A participant on the message board collected the discussions and reports of tryptamine treatments and posted them on what is now the clusterbusters.com website.
Another participant began rearranging these discussions to better follow each individual’s reports on the treatment, and then began collecting reports as they appeared on the clusterheadaches.com message board. He continued this for several years, and compiled a database of the reports and the results.
The results from this collection of stories is not even close to being a scientific study. After all, these are voluntary reports by unknown people using screen names to post to an Internet discussion board. It is practically a recipe for confusion, misinformation and pranksterism.
The compiler of these reports was careful to include every report, whether the results were good or bad and whether the reports were detailed or sketchy. He was careful to make a conservative judgement and use his best efforts to determine the meaning and results of these reports.
Most of the reports are collected for review in an anonymous archive maintained by the Clusterbusters – all reports showing negative results are included, and most of the positive reports – only a few of the positive have been skipped because of extreme brevity and lack of useful information. A very few were dropped from the archive by requests for confidentiality, or because of suspected pranksterism.
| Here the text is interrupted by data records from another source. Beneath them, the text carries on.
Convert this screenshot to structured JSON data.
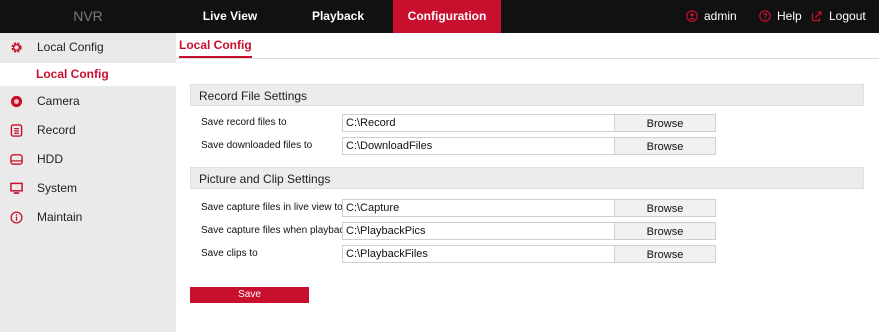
{
  "brand": "NVR",
  "nav": {
    "live_view": "Live View",
    "playback": "Playback",
    "configuration": "Configuration"
  },
  "top_actions": {
    "user": "admin",
    "help": "Help",
    "logout": "Logout"
  },
  "sidebar": {
    "items": [
      {
        "label": "Local Config",
        "icon": "gear-icon"
      },
      {
        "label": "Camera",
        "icon": "camera-icon"
      },
      {
        "label": "Record",
        "icon": "record-icon"
      },
      {
        "label": "HDD",
        "icon": "hdd-icon"
      },
      {
        "label": "System",
        "icon": "monitor-icon"
      },
      {
        "label": "Maintain",
        "icon": "info-icon"
      }
    ],
    "sub_item": "Local Config"
  },
  "page_tab": "Local Config",
  "sections": {
    "record": {
      "title": "Record File Settings",
      "rows": [
        {
          "label": "Save record files to",
          "value": "C:\\Record",
          "button": "Browse"
        },
        {
          "label": "Save downloaded files to",
          "value": "C:\\DownloadFiles",
          "button": "Browse"
        }
      ]
    },
    "picture": {
      "title": "Picture and Clip Settings",
      "rows": [
        {
          "label": "Save capture files in live view to",
          "value": "C:\\Capture",
          "button": "Browse"
        },
        {
          "label": "Save capture files when playback to",
          "value": "C:\\PlaybackPics",
          "button": "Browse"
        },
        {
          "label": "Save clips to",
          "value": "C:\\PlaybackFiles",
          "button": "Browse"
        }
      ]
    }
  },
  "save_label": "Save",
  "colors": {
    "accent": "#c8102e",
    "topbar": "#111111",
    "sidebar": "#eaeaea"
  }
}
The compiler counted up the results, being conservative in deciding whether a report is positive, and keeping track of all reports, whether a result was noted or not.
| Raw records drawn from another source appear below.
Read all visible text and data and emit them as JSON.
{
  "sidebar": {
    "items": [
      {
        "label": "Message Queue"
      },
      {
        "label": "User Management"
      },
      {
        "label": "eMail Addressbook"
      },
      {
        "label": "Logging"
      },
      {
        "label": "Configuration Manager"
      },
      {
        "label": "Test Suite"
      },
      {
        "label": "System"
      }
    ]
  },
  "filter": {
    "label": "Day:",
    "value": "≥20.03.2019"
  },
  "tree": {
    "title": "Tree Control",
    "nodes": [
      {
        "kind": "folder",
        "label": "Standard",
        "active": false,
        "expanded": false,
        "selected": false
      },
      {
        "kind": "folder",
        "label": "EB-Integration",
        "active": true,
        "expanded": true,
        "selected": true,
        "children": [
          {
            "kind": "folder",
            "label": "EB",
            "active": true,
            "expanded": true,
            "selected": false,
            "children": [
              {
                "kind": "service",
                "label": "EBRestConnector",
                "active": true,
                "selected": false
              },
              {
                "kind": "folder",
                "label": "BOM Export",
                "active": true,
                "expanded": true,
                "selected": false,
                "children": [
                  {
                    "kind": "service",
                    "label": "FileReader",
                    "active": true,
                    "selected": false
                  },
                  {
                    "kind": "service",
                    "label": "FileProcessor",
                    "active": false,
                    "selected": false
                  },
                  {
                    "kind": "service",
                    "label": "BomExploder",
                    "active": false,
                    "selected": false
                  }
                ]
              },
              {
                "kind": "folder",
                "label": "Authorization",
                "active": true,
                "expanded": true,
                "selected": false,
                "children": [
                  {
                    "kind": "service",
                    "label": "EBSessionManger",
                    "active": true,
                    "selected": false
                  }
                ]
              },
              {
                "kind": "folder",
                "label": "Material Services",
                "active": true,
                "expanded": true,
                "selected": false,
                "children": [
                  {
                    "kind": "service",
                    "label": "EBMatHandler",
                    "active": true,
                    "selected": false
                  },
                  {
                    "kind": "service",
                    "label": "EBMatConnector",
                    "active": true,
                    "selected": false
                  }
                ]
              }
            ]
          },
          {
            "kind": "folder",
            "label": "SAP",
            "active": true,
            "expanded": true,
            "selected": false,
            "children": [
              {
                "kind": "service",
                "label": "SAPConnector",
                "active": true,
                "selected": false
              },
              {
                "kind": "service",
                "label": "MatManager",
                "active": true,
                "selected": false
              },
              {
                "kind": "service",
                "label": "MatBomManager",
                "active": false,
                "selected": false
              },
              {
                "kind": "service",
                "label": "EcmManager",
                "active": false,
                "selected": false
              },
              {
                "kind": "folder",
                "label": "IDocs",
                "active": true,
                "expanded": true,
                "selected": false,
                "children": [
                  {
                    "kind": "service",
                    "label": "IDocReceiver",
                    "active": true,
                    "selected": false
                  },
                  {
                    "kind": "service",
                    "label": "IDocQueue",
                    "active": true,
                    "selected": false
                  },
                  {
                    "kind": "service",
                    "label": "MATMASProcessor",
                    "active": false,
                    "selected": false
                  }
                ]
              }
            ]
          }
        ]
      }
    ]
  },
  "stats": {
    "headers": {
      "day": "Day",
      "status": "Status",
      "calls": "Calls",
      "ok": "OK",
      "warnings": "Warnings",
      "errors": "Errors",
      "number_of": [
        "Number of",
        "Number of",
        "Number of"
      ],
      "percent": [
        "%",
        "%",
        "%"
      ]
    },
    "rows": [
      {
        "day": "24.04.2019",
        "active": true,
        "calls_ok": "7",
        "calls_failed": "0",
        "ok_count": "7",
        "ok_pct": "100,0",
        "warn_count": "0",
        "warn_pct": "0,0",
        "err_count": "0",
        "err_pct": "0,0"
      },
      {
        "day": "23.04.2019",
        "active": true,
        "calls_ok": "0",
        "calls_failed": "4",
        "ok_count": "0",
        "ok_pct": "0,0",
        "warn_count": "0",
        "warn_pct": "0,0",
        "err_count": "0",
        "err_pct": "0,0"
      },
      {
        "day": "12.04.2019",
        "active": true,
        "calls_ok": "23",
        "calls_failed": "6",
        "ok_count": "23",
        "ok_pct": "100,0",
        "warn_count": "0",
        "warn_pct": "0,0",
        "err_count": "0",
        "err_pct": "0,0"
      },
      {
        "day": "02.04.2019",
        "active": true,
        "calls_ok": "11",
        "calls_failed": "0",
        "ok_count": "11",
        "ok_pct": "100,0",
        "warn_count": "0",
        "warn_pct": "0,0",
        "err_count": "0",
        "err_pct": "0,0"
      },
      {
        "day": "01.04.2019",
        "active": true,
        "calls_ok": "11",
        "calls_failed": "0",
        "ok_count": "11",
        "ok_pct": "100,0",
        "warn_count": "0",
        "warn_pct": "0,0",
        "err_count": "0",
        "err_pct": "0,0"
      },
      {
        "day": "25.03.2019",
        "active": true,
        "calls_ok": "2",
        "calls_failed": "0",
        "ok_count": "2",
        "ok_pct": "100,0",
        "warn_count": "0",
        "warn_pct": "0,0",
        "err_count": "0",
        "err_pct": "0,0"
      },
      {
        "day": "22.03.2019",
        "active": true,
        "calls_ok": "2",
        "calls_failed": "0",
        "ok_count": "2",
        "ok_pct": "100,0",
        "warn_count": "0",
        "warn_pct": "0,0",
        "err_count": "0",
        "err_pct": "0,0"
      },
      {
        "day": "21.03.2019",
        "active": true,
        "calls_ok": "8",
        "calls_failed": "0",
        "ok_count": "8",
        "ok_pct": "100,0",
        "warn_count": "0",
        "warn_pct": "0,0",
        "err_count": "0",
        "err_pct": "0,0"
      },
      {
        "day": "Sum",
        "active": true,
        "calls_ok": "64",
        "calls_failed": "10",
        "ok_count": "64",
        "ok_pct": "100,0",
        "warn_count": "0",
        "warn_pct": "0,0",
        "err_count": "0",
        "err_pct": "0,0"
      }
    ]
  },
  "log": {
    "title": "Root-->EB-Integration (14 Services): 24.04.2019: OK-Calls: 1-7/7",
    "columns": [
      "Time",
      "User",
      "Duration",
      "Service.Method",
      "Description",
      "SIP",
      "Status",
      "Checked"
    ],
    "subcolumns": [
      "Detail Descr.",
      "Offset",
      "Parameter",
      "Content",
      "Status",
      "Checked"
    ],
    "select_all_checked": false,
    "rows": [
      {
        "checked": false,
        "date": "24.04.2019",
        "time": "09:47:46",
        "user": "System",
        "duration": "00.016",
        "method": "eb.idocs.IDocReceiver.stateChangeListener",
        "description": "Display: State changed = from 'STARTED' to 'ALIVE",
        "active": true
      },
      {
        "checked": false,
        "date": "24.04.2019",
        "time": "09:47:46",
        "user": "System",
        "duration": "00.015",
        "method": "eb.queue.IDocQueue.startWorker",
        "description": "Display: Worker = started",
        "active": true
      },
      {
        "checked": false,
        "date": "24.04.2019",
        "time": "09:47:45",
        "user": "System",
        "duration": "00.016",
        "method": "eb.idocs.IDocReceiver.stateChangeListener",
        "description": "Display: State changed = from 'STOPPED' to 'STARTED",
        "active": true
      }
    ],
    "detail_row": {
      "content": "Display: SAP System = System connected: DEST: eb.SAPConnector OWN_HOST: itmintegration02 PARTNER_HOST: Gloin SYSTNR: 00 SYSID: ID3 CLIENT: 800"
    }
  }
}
Reports of the tryptamines not showing significant relief were counted as negative reports. Reports from those showing relief, but where the sufferers stopped using the treatments for other reasons, were also counted as negative.
(Note: because of problems with table formating, the information below is also included as a pdf attachment.)
The tables below show the numbers. The columns list results from all sufferers, from those saying they have the chronic or episodic types of clusters, and those where the reports don’t say whether its the chronic or episodic form.
The “POS” row shows those reporting significant relief, “NEG” row includes reports of little or no relief or abandonment of the treatment for other reasons. “INDT” for indeterminate are reports where the results are unclear of the sufferer simply doesn’t say.
The table below shows the results reported from those using psilocybin, LSA seeds (RC or HBWR), and those using LSD, and a few who smoked DMT or drank ayahuasca.
The large number of indeterminate reports are a real problem when trying use this information to figure out the effectiveness of the treatment, and the stories archives are really only meant to record experiences and not provide a valid survey of effectiveness.
People often report starting the treatment, but then they disappear and never say how things worked out. Others report in to ask for advice, then stop posting once they get that advice. Often the last message ends with “I’ll keep you posted,” but there is not another word. The uncompleted report may be due to the treatment not working, but often, when the sufferer has resurfaced a few years later, they report the earlier attempt was successful.
To deal with these problems and come up with an estimate of effectiveness, the compiler looked at simply ignoring the indeterminate reports in the first table below.
The second table shows an attempt to combine the indeterminate reports with the known results in various ways – distributing them to the positive or negative results categories. The “DIST 50/50 columns shows the results when half of the indeterminates are assigned to each of the positive and negative categories.
The “ALL NEG” column counts all the indeterminates as negative, and the “ALL POS” columns counts them all as positive. The last column shows the range of percentages assigned to positive and negative.
NOT COUNTING INDETERMINATES
|DIST 50/50||DIST 50/50||ALL NEG||ALL NEG||ALL POST||ALL POST||RANGE||RANGE|